       1563 Solano Ave. #349
       Berkeley, CA 94707
       Telephone: 510-526-1165
       Internet: bruce@perens.com

       /dev/zero: Source of memory pages (via mmap(2)).

       malloc(3), mmap(2), mprotect(2), swapon(8)

       Segmentation Fault: Examine the offending statement for violation of the boundaries  of	a
       memory allocation.
       Bus Error: See the section on WORD-ALIGNMENT AND OVERRUN DETECTION.  in this manual page.

       My explanation of the alignment issue could be improved.

       Some  Sun  systems running SunOS 4.1 were reported to signal an access to a protected page
       with SIGBUS rather than SIGSEGV, I suspect this is an undocumented feature of a particular
       Sun  hardware  version, not just the operating system.  On these systems, eftest will fail
       with a bus error until you modify the Makefile to  define  PAGE_PROTECTION_VIOLATED_SIGNAL
       as SIGBUS.

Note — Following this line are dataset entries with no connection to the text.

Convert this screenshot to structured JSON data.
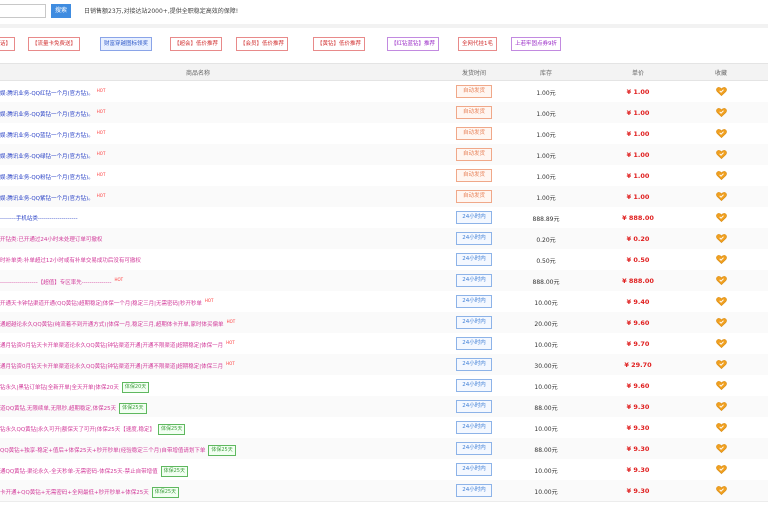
{
  "search": {
    "placeholder": "",
    "button_label": "搜索"
  },
  "tagline": "日销售额23万,对接达站2000+,提供全职稳定高效的保障!",
  "categories": [
    {
      "label": "话】",
      "style": "red"
    },
    {
      "label": "【流量卡免费送】",
      "style": "red"
    },
    {
      "label": "财富穿越图标领奖",
      "style": "blue"
    },
    {
      "label": "【超会】低价推荐",
      "style": "red"
    },
    {
      "label": "【会员】低价推荐",
      "style": "red"
    },
    {
      "label": "【黄钻】低价推荐",
      "style": "red"
    },
    {
      "label": "【红钻蓝钻】推荐",
      "style": "purple"
    },
    {
      "label": "全网代挂1毛",
      "style": "red"
    },
    {
      "label": "上若牢固点券9折",
      "style": "purple"
    }
  ],
  "table": {
    "headers": {
      "name": "商品名称",
      "time": "发货时间",
      "stock": "库存",
      "price": "单价",
      "fav": "收藏"
    },
    "rows": [
      {
        "name": "娱:腾讯业务-QQ红钻一个月(官方钻)。",
        "hot": "HOT",
        "badge": "",
        "status": "自动发货",
        "status_type": "auto",
        "qty": "1.00元",
        "price": "¥ 1.00",
        "color": "blue"
      },
      {
        "name": "娱:腾讯业务-QQ黄钻一个月(官方钻)。",
        "hot": "HOT",
        "badge": "",
        "status": "自动发货",
        "status_type": "auto",
        "qty": "1.00元",
        "price": "¥ 1.00",
        "color": "blue"
      },
      {
        "name": "娱:腾讯业务-QQ蓝钻一个月(官方钻)。",
        "hot": "HOT",
        "badge": "",
        "status": "自动发货",
        "status_type": "auto",
        "qty": "1.00元",
        "price": "¥ 1.00",
        "color": "blue"
      },
      {
        "name": "娱:腾讯业务-QQ绿钻一个月(官方钻)。",
        "hot": "HOT",
        "badge": "",
        "status": "自动发货",
        "status_type": "auto",
        "qty": "1.00元",
        "price": "¥ 1.00",
        "color": "blue"
      },
      {
        "name": "娱:腾讯业务-QQ粉钻一个月(官方钻)。",
        "hot": "HOT",
        "badge": "",
        "status": "自动发货",
        "status_type": "auto",
        "qty": "1.00元",
        "price": "¥ 1.00",
        "color": "blue"
      },
      {
        "name": "娱:腾讯业务-QQ紫钻一个月(官方钻)。",
        "hot": "HOT",
        "badge": "",
        "status": "自动发货",
        "status_type": "auto",
        "qty": "1.00元",
        "price": "¥ 1.00",
        "color": "blue"
      },
      {
        "name": "--------手机站类--------------------",
        "hot": "",
        "badge": "",
        "status": "24小时内",
        "status_type": "h24",
        "qty": "888.89元",
        "price": "¥ 888.00",
        "color": "blue"
      },
      {
        "name": "开钻类:已开通过24小时未处理订单可撤权",
        "hot": "",
        "badge": "",
        "status": "24小时内",
        "status_type": "h24",
        "qty": "0.20元",
        "price": "¥ 0.20",
        "color": "pink"
      },
      {
        "name": "时补单类:补单超过12小时或有补单交易成功后没有可撤权",
        "hot": "",
        "badge": "",
        "status": "24小时内",
        "status_type": "h24",
        "qty": "0.50元",
        "price": "¥ 0.50",
        "color": "pink"
      },
      {
        "name": "-------------------【超值】专区率先---------------",
        "hot": "HOT",
        "badge": "",
        "status": "24小时内",
        "status_type": "h24",
        "qty": "888.00元",
        "price": "¥ 888.00",
        "color": "pink"
      },
      {
        "name": "开通天卡钟钻渠道开通(QQ黄钻)超期稳定|体保一个月|稳定三月|无需密码|秒开秒单",
        "hot": "HOT",
        "badge": "",
        "status": "24小时内",
        "status_type": "h24",
        "qty": "10.00元",
        "price": "¥ 9.40",
        "color": "pink"
      },
      {
        "name": "通超越论永久QQ黄钻(纯流着不到开通方式)|体保一月,稳定三月,超期体卡开单,家时体买偏单",
        "hot": "HOT",
        "badge": "",
        "status": "24小时内",
        "status_type": "h24",
        "qty": "20.00元",
        "price": "¥ 9.60",
        "color": "pink"
      },
      {
        "name": "通月钻资0月钻天卡开单渠道论永久QQ黄钻|钟钻渠道开通|开通不限渠道|超期稳定|体保一月",
        "hot": "HOT",
        "badge": "",
        "status": "24小时内",
        "status_type": "h24",
        "qty": "10.00元",
        "price": "¥ 9.70",
        "color": "pink"
      },
      {
        "name": "通月钻资0月钻天卡开单渠道论永久QQ黄钻|钟钻渠道开通|开通不限渠道|超期稳定|体保三月",
        "hot": "HOT",
        "badge": "",
        "status": "24小时内",
        "status_type": "h24",
        "qty": "30.00元",
        "price": "¥ 29.70",
        "color": "pink"
      },
      {
        "name": "钻永久|黑钻订单钻|全新开单|全天开单|体保20天",
        "hot": "",
        "badge": "体保20天",
        "status": "24小时内",
        "status_type": "h24",
        "qty": "10.00元",
        "price": "¥ 9.60",
        "color": "pink"
      },
      {
        "name": "道QQ黄钻,无限续单,无限秒,超期稳定,体保25天",
        "hot": "",
        "badge": "体保25天",
        "status": "24小时内",
        "status_type": "h24",
        "qty": "88.00元",
        "price": "¥ 9.30",
        "color": "pink"
      },
      {
        "name": "钻永久QQ黄钻|永久可开|额保天了可开|体保25天【速度,稳定】",
        "hot": "",
        "badge": "体保25天",
        "status": "24小时内",
        "status_type": "h24",
        "qty": "10.00元",
        "price": "¥ 9.30",
        "color": "pink"
      },
      {
        "name": "QQ黄钻+独享-稳定+值后+体保25天+秒开秒单(经验稳定三个月)自带增值请划下单",
        "hot": "",
        "badge": "体保25天",
        "status": "24小时内",
        "status_type": "h24",
        "qty": "88.00元",
        "price": "¥ 9.30",
        "color": "pink"
      },
      {
        "name": "通QQ黄钻-渠论永久-全天秒单-无需密码-体保25天-禁止自带增值",
        "hot": "",
        "badge": "体保25天",
        "status": "24小时内",
        "status_type": "h24",
        "qty": "10.00元",
        "price": "¥ 9.30",
        "color": "pink"
      },
      {
        "name": "卡开通+QQ黄钻+无需密码+全网最低+秒开秒单+体保25天",
        "hot": "",
        "badge": "体保25天",
        "status": "24小时内",
        "status_type": "h24",
        "qty": "10.00元",
        "price": "¥ 9.30",
        "color": "pink"
      }
    ]
  },
  "colors": {
    "accent": "#3f8ce0",
    "price": "#e02020",
    "pink_text": "#d23b9a",
    "blue_text": "#2b43c7",
    "fav": "#f0a020"
  },
  "icons": {
    "favorite": "favorite-heart-icon"
  }
}
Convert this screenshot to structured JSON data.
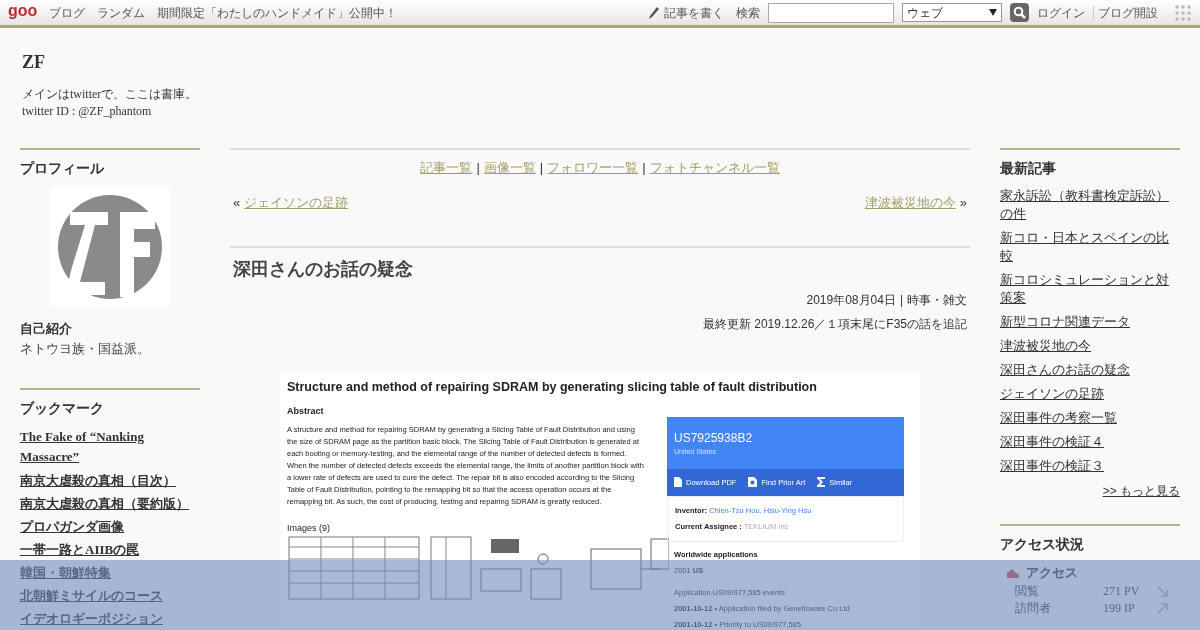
{
  "topbar": {
    "logo": "goo",
    "links": [
      "ブログ",
      "ランダム",
      "期間限定「わたしのハンドメイド」公開中！"
    ],
    "write": "記事を書く",
    "search_label": "検索",
    "search_scope": "ウェブ",
    "login": "ログイン",
    "open_blog": "ブログ開設"
  },
  "blog": {
    "title": "ZF",
    "description": [
      "メインはtwitterで、ここは書庫。",
      "twitter ID : @ZF_phantom"
    ]
  },
  "profile": {
    "heading": "プロフィール",
    "intro_heading": "自己紹介",
    "intro": "ネトウヨ族・国益派。"
  },
  "bookmarks": {
    "heading": "ブックマーク",
    "items": [
      {
        "label": "The Fake of “Nanking Massacre”",
        "kind": "latin"
      },
      {
        "label": "南京大虐殺の真相（目次）",
        "kind": "jp"
      },
      {
        "label": "南京大虐殺の真相（要約版）",
        "kind": "jp"
      },
      {
        "label": "プロパガンダ画像",
        "kind": "jp"
      },
      {
        "label": "一帯一路とAIIBの罠",
        "kind": "jp"
      },
      {
        "label": "韓国・朝鮮特集",
        "kind": "jp"
      },
      {
        "label": "北朝鮮ミサイルのコース",
        "kind": "jp"
      },
      {
        "label": "イデオロギーポジション",
        "kind": "jp"
      }
    ]
  },
  "nav_links": [
    "記事一覧",
    "画像一覧",
    "フォロワー一覧",
    "フォトチャンネル一覧"
  ],
  "nav_separator": "|",
  "prev": {
    "mark": "«",
    "label": "ジェイソンの足跡"
  },
  "next": {
    "label": "津波被災地の今",
    "mark": "»"
  },
  "article": {
    "title": "深田さんのお話の疑念",
    "date": "2019年08月04日",
    "separator": "|",
    "category": "時事・雑文",
    "updated": "最終更新 2019.12.26／１項末尾にF35の話を追記",
    "patent": {
      "title": "Structure and method of repairing SDRAM by generating slicing table of fault distribution",
      "abstract_heading": "Abstract",
      "abstract": "A structure and method for repairing SDRAM by generating a Slicing Table of Fault Distribution and using the size of SDRAM page as the partition basic block. The Slicing Table of Fault Distribution is generated at each booting or memory-testing, and the elemental range of the number of detected defects is formed. When the number of detected defects exceeds the elemental range, the limits of another partition block with a lower rate of defects are used to cure the defect. The repair bit is also encoded according to the Slicing Table of Fault Distribution, pointing to the remapping bit so that the access operation occurs at the remapping bit. As such, the cost of producing, testing and repairing SDRAM is greatly reduced.",
      "images_heading": "Images (9)",
      "number": "US7925938B2",
      "country": "United States",
      "actions": [
        {
          "label": "Download PDF",
          "kind": "pdf"
        },
        {
          "label": "Find Prior Art",
          "kind": "search"
        },
        {
          "label": "Similar",
          "kind": "sigma"
        }
      ],
      "inventor_label": "Inventor:",
      "inventors": "Chien-Tzu Hou, Hsiu-Ying Hsu",
      "assignee_label": "Current Assignee :",
      "assignee": "TEKLIUM Inc",
      "worldwide_heading": "Worldwide applications",
      "worldwide_year": "2001",
      "worldwide_country": "US",
      "events_heading": "Application US09/977,585 events",
      "bullet": "•",
      "events": [
        {
          "date": "2001-10-12",
          "text": "Application filed by Geneticware Co Ltd"
        },
        {
          "date": "2001-10-12",
          "text": "Priority to US09/977,585"
        }
      ]
    }
  },
  "recent": {
    "heading": "最新記事",
    "items": [
      "家永訴訟（教科書検定訴訟）の件",
      "新コロ・日本とスペインの比較",
      "新コロシミュレーションと対策案",
      "新型コロナ関連データ",
      "津波被災地の今",
      "深田さんのお話の疑念",
      "ジェイソンの足跡",
      "深田事件の考察一覧",
      "深田事件の検証４",
      "深田事件の検証３"
    ],
    "more": ">> もっと見る"
  },
  "access": {
    "heading": "アクセス状況",
    "sub": "アクセス",
    "rows": [
      {
        "label": "閲覧",
        "value": "271 PV",
        "kind": "down"
      },
      {
        "label": "訪問者",
        "value": "199 IP",
        "kind": "up"
      }
    ]
  }
}
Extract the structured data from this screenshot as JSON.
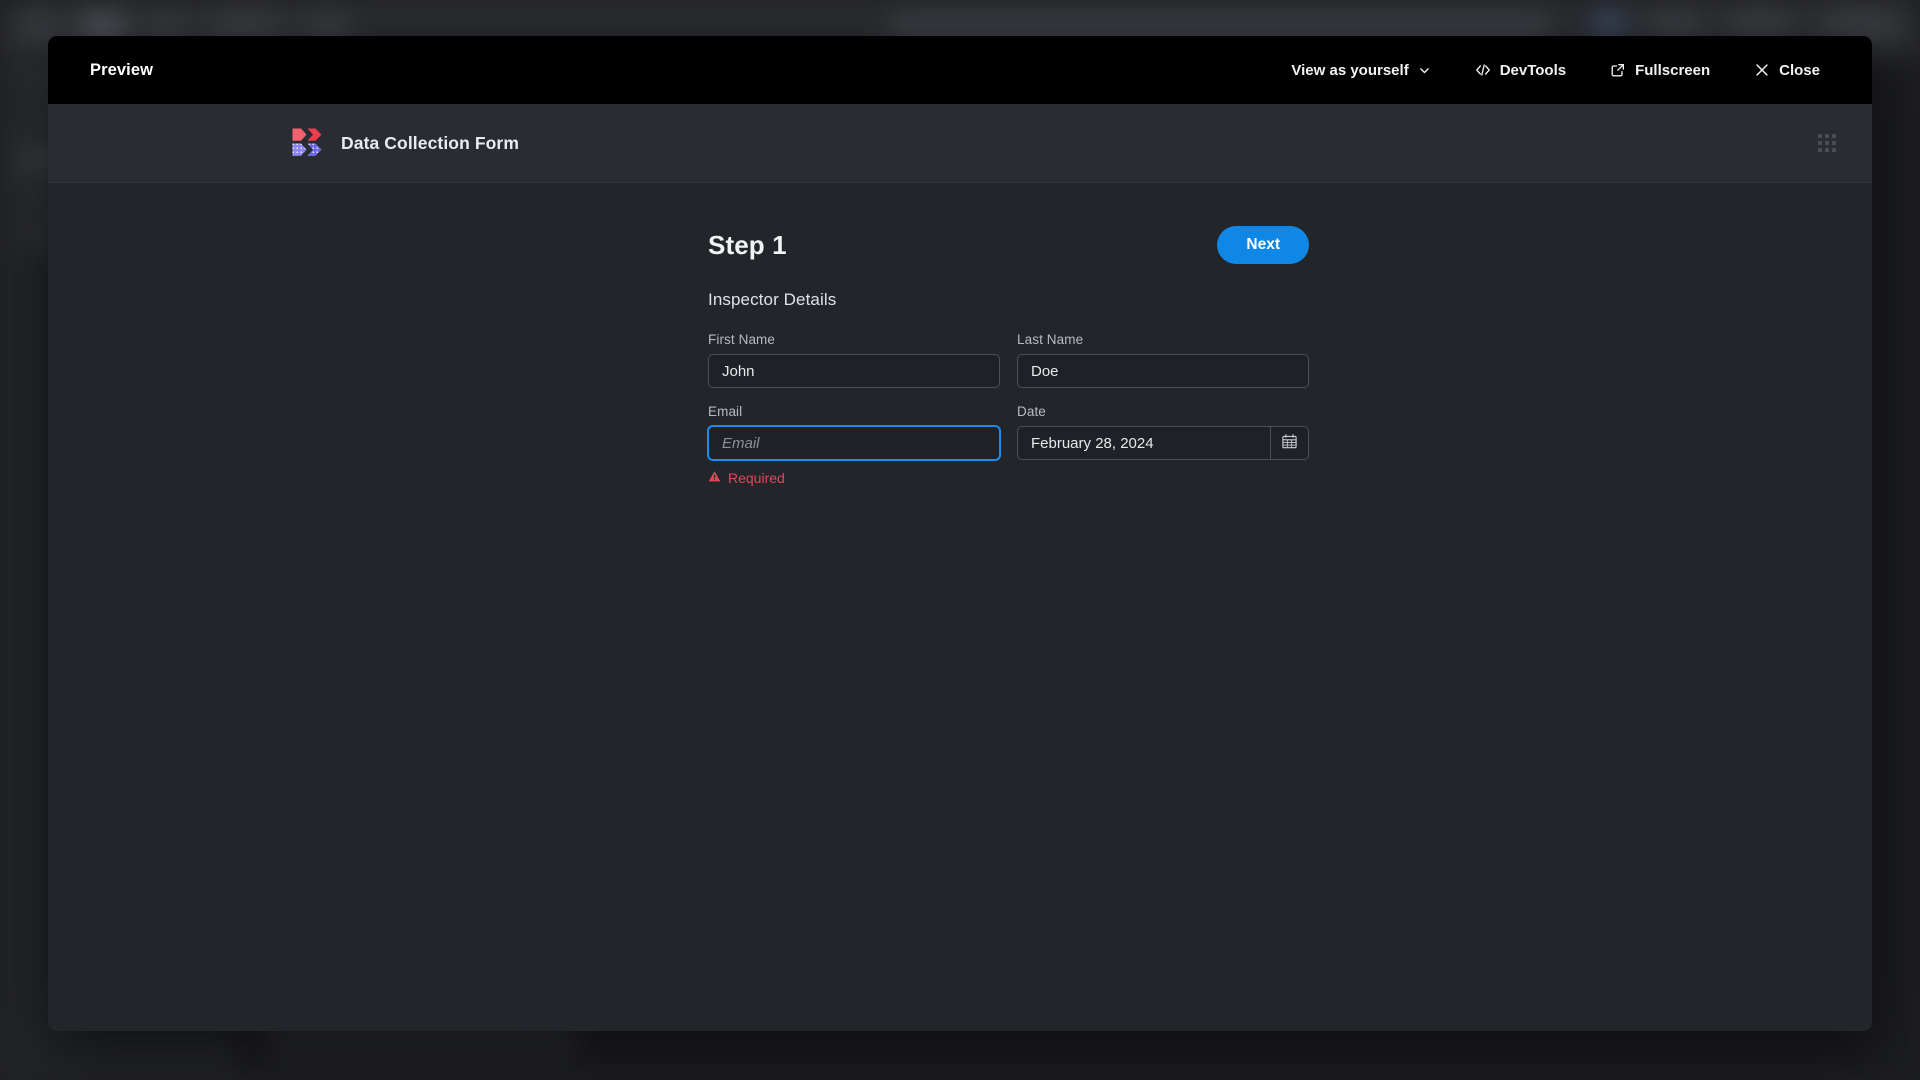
{
  "preview_bar": {
    "title": "Preview",
    "actions": [
      {
        "label": "View as yourself",
        "icon": "chevron-down-icon"
      },
      {
        "label": "DevTools",
        "icon": "code-icon"
      },
      {
        "label": "Fullscreen",
        "icon": "external-link-icon"
      },
      {
        "label": "Close",
        "icon": "close-icon"
      }
    ]
  },
  "form_header": {
    "title": "Data Collection Form",
    "logo_icon": "retool-logo-icon",
    "grip_icon": "grid-dots-icon"
  },
  "form": {
    "step_title": "Step 1",
    "next_label": "Next",
    "section_title": "Inspector Details",
    "fields": [
      {
        "label": "First Name",
        "value": "John",
        "placeholder": "",
        "name": "first-name-input",
        "focused": false,
        "type": "text"
      },
      {
        "label": "Last Name",
        "value": "Doe",
        "placeholder": "",
        "name": "last-name-input",
        "focused": false,
        "type": "text"
      },
      {
        "label": "Email",
        "value": "",
        "placeholder": "Email",
        "name": "email-input",
        "focused": true,
        "type": "text",
        "error": "Required"
      },
      {
        "label": "Date",
        "value": "February 28, 2024",
        "placeholder": "",
        "name": "date-input",
        "focused": false,
        "type": "date"
      }
    ]
  },
  "colors": {
    "accent_blue": "#0f87e7",
    "focus_blue": "#1a8cf0",
    "error_red": "#e64559",
    "modal_body": "#22262b",
    "form_header": "#292d33",
    "preview_bar": "#000000",
    "input_bg": "#1e2227",
    "logo_red_light": "#f4616e",
    "logo_red_dark": "#ee3b4d",
    "logo_purple_light": "#8e86f5",
    "logo_purple_dark": "#6e6af0"
  }
}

       There  are,  without doubt, other bugs and porting issues. Please contact me via e-mail if
       you have any bug reports, ideas, etc.

       Purify does a much more thorough job than Electric Fence, and does not have the huge  mem-
       ory  overhead.	Checkergcc, a modified version of the GNU C Compiler that instruments all
       memory references, is available on Linux systems and where GCC is used. It  performs  some
       of the same tasks as Purify, but only on code that it has compiled.

					  27-April-1993 				efence(3)

All times are GMT -4. The time now is 06:47 AM.

Unix & Linux Forums Content CopyrightŠ1993-2018. All Rights Reserved.
Show Password